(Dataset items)
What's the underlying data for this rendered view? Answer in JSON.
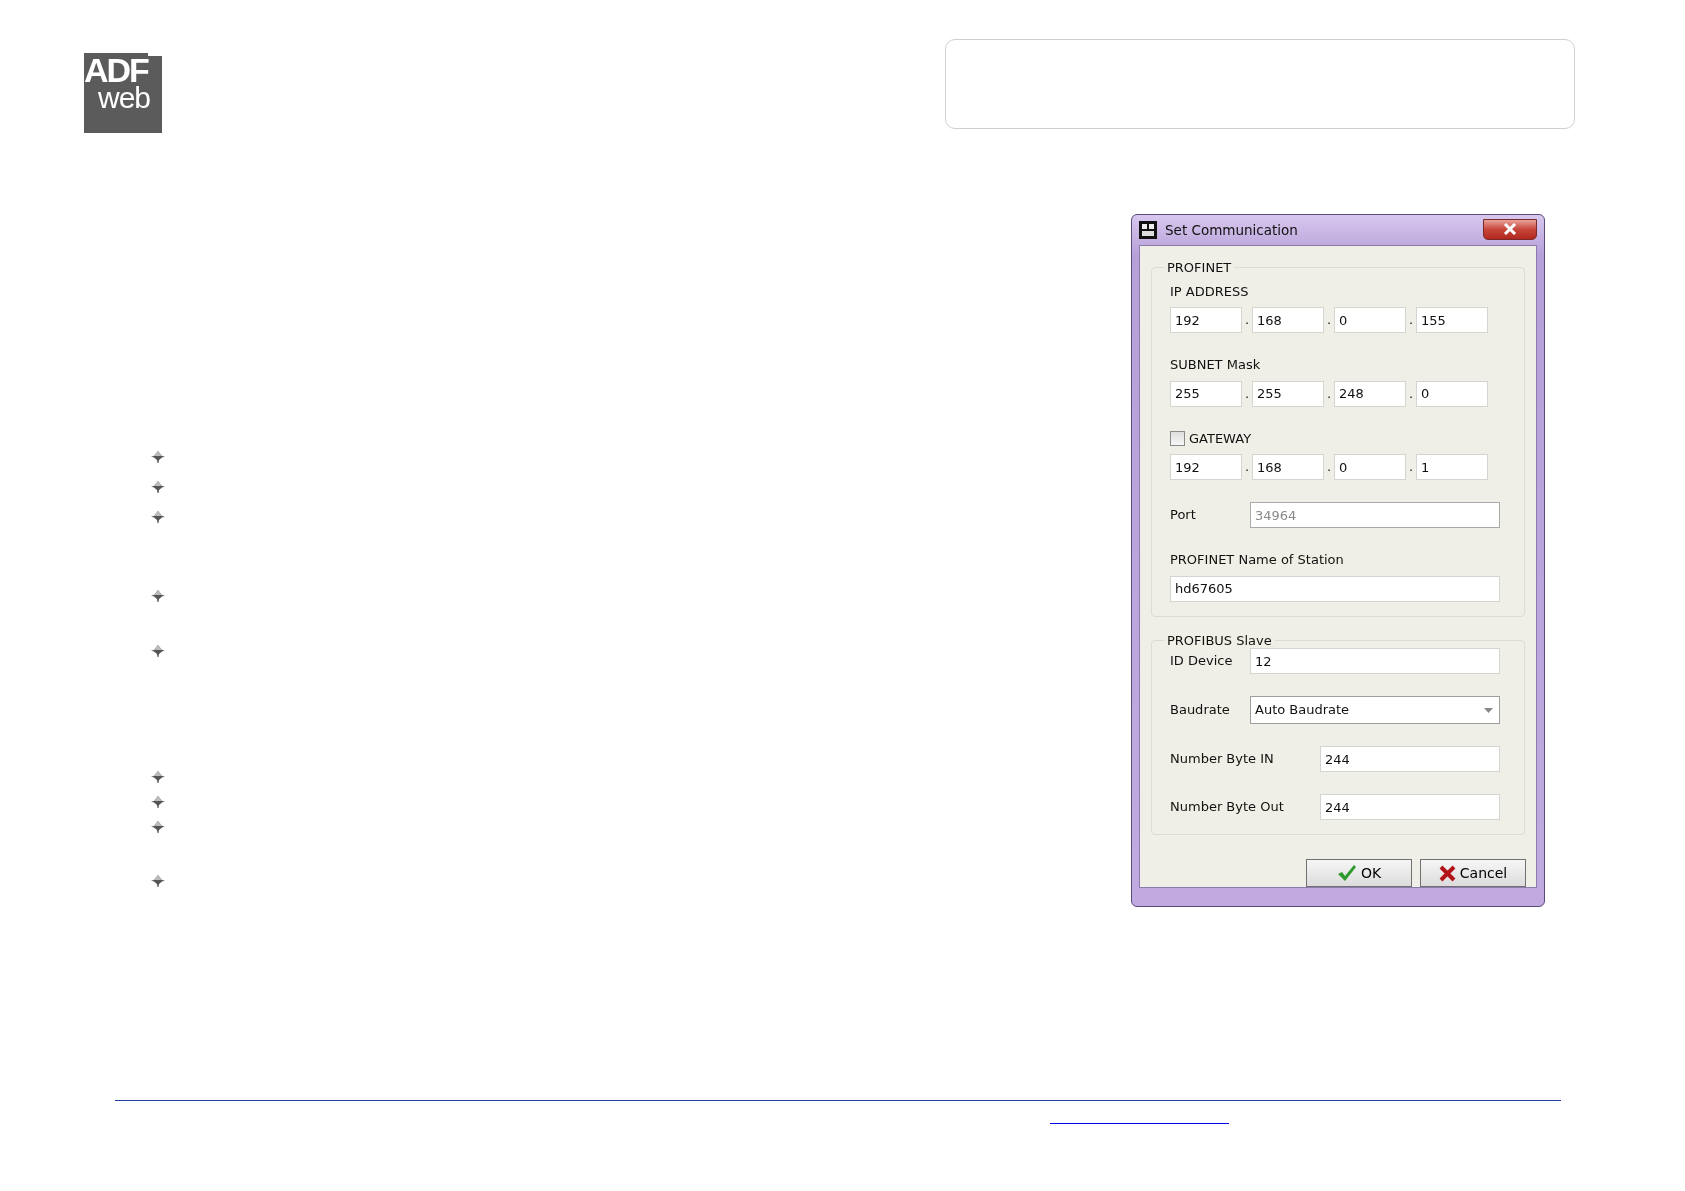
{
  "logo": {
    "top": "ADF",
    "bottom": "web"
  },
  "dialog": {
    "title": "Set Communication",
    "profinet": {
      "legend": "PROFINET",
      "ip_address": {
        "label": "IP ADDRESS",
        "octets": [
          "192",
          "168",
          "0",
          "155"
        ],
        "separator": "."
      },
      "subnet_mask": {
        "label": "SUBNET Mask",
        "octets": [
          "255",
          "255",
          "248",
          "0"
        ],
        "separator": "."
      },
      "gateway": {
        "label": "GATEWAY",
        "checked": false,
        "octets": [
          "192",
          "168",
          "0",
          "1"
        ],
        "separator": "."
      },
      "port": {
        "label": "Port",
        "value": "34964",
        "disabled": true
      },
      "station_name": {
        "label": "PROFINET Name of Station",
        "value": "hd67605"
      }
    },
    "profibus": {
      "legend": "PROFIBUS Slave",
      "fields": [
        {
          "kind": "text",
          "label": "ID Device",
          "value": "12"
        },
        {
          "kind": "dropdown",
          "label": "Baudrate",
          "value": "Auto Baudrate"
        },
        {
          "kind": "wide-label",
          "label": "Number Byte IN",
          "value": "244"
        },
        {
          "kind": "wide-label",
          "label": "Number Byte Out",
          "value": "244"
        }
      ]
    },
    "buttons": [
      {
        "kind": "ok",
        "label": "OK"
      },
      {
        "kind": "cancel",
        "label": "Cancel"
      }
    ]
  }
}
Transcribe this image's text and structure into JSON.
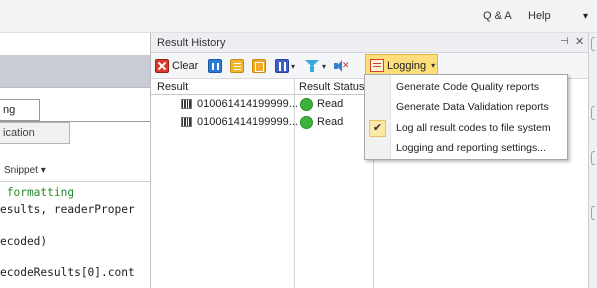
{
  "topbar": {
    "qa_label": "Q & A",
    "help_label": "Help",
    "caret": "▾"
  },
  "left_panel": {
    "tab_active": "ng",
    "tab_inactive": "ication",
    "snippet_label": "Snippet ▾",
    "code_lines": [
      {
        "text": " formatting",
        "color": "#2a8a2a"
      },
      {
        "text": "esults, readerProper",
        "color": "#1e1e1e"
      },
      {
        "text": "ecoded)",
        "color": "#1e1e1e"
      },
      {
        "text": "ecodeResults[0].cont",
        "color": "#1e1e1e"
      }
    ]
  },
  "result_history": {
    "title": "Result History",
    "pin_icon": "pin-icon",
    "close_icon": "close-icon",
    "toolbar": {
      "clear_label": "Clear",
      "logging_label": "Logging",
      "caret": "▾"
    },
    "columns": [
      "Result",
      "Result Status"
    ],
    "rows": [
      {
        "result": "010061414199999...",
        "status": "Read"
      },
      {
        "result": "010061414199999...",
        "status": "Read"
      }
    ]
  },
  "logging_menu": {
    "items": [
      {
        "label": "Generate Code Quality reports",
        "checked": false
      },
      {
        "label": "Generate Data Validation reports",
        "checked": false
      },
      {
        "label": "Log all result codes to file system",
        "checked": true
      },
      {
        "label": "Logging and reporting settings...",
        "checked": false
      }
    ]
  },
  "colors": {
    "status_ok": "#3cb43c",
    "logging_highlight": "#fdde7a",
    "clear_red": "#d9392b"
  }
}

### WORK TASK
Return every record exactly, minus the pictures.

### TASK RESULT
What's the underlying data for this rendered view? Answer in JSON.
{
  "logo": {
    "top": "ADF",
    "bottom": "web"
  },
  "dialog": {
    "title": "Set Communication",
    "profinet": {
      "legend": "PROFINET",
      "ip_address": {
        "label": "IP ADDRESS",
        "octets": [
          "192",
          "168",
          "0",
          "155"
        ],
        "separator": "."
      },
      "subnet_mask": {
        "label": "SUBNET Mask",
        "octets": [
          "255",
          "255",
          "248",
          "0"
        ],
        "separator": "."
      },
      "gateway": {
        "label": "GATEWAY",
        "checked": false,
        "octets": [
          "192",
          "168",
          "0",
          "1"
        ],
        "separator": "."
      },
      "port": {
        "label": "Port",
        "value": "34964",
        "disabled": true
      },
      "station_name": {
        "label": "PROFINET Name of Station",
        "value": "hd67605"
      }
    },
    "profibus": {
      "legend": "PROFIBUS Slave",
      "fields": [
        {
          "kind": "text",
          "label": "ID Device",
          "value": "12"
        },
        {
          "kind": "dropdown",
          "label": "Baudrate",
          "value": "Auto Baudrate"
        },
        {
          "kind": "wide-label",
          "label": "Number Byte IN",
          "value": "244"
        },
        {
          "kind": "wide-label",
          "label": "Number Byte Out",
          "value": "244"
        }
      ]
    },
    "buttons": [
      {
        "kind": "ok",
        "label": "OK"
      },
      {
        "kind": "cancel",
        "label": "Cancel"
      }
    ]
  }
}
Transcribe this image's text and structure into JSON.
{
  "topbar": {
    "qa_label": "Q & A",
    "help_label": "Help",
    "caret": "▾"
  },
  "left_panel": {
    "tab_active": "ng",
    "tab_inactive": "ication",
    "snippet_label": "Snippet ▾",
    "code_lines": [
      {
        "text": " formatting",
        "color": "#2a8a2a"
      },
      {
        "text": "esults, readerProper",
        "color": "#1e1e1e"
      },
      {
        "text": "ecoded)",
        "color": "#1e1e1e"
      },
      {
        "text": "ecodeResults[0].cont",
        "color": "#1e1e1e"
      }
    ]
  },
  "result_history": {
    "title": "Result History",
    "pin_icon": "pin-icon",
    "close_icon": "close-icon",
    "toolbar": {
      "clear_label": "Clear",
      "logging_label": "Logging",
      "caret": "▾"
    },
    "columns": [
      "Result",
      "Result Status"
    ],
    "rows": [
      {
        "result": "010061414199999...",
        "status": "Read"
      },
      {
        "result": "010061414199999...",
        "status": "Read"
      }
    ]
  },
  "logging_menu": {
    "items": [
      {
        "label": "Generate Code Quality reports",
        "checked": false
      },
      {
        "label": "Generate Data Validation reports",
        "checked": false
      },
      {
        "label": "Log all result codes to file system",
        "checked": true
      },
      {
        "label": "Logging and reporting settings...",
        "checked": false
      }
    ]
  },
  "colors": {
    "status_ok": "#3cb43c",
    "logging_highlight": "#fdde7a",
    "clear_red": "#d9392b"
  }
}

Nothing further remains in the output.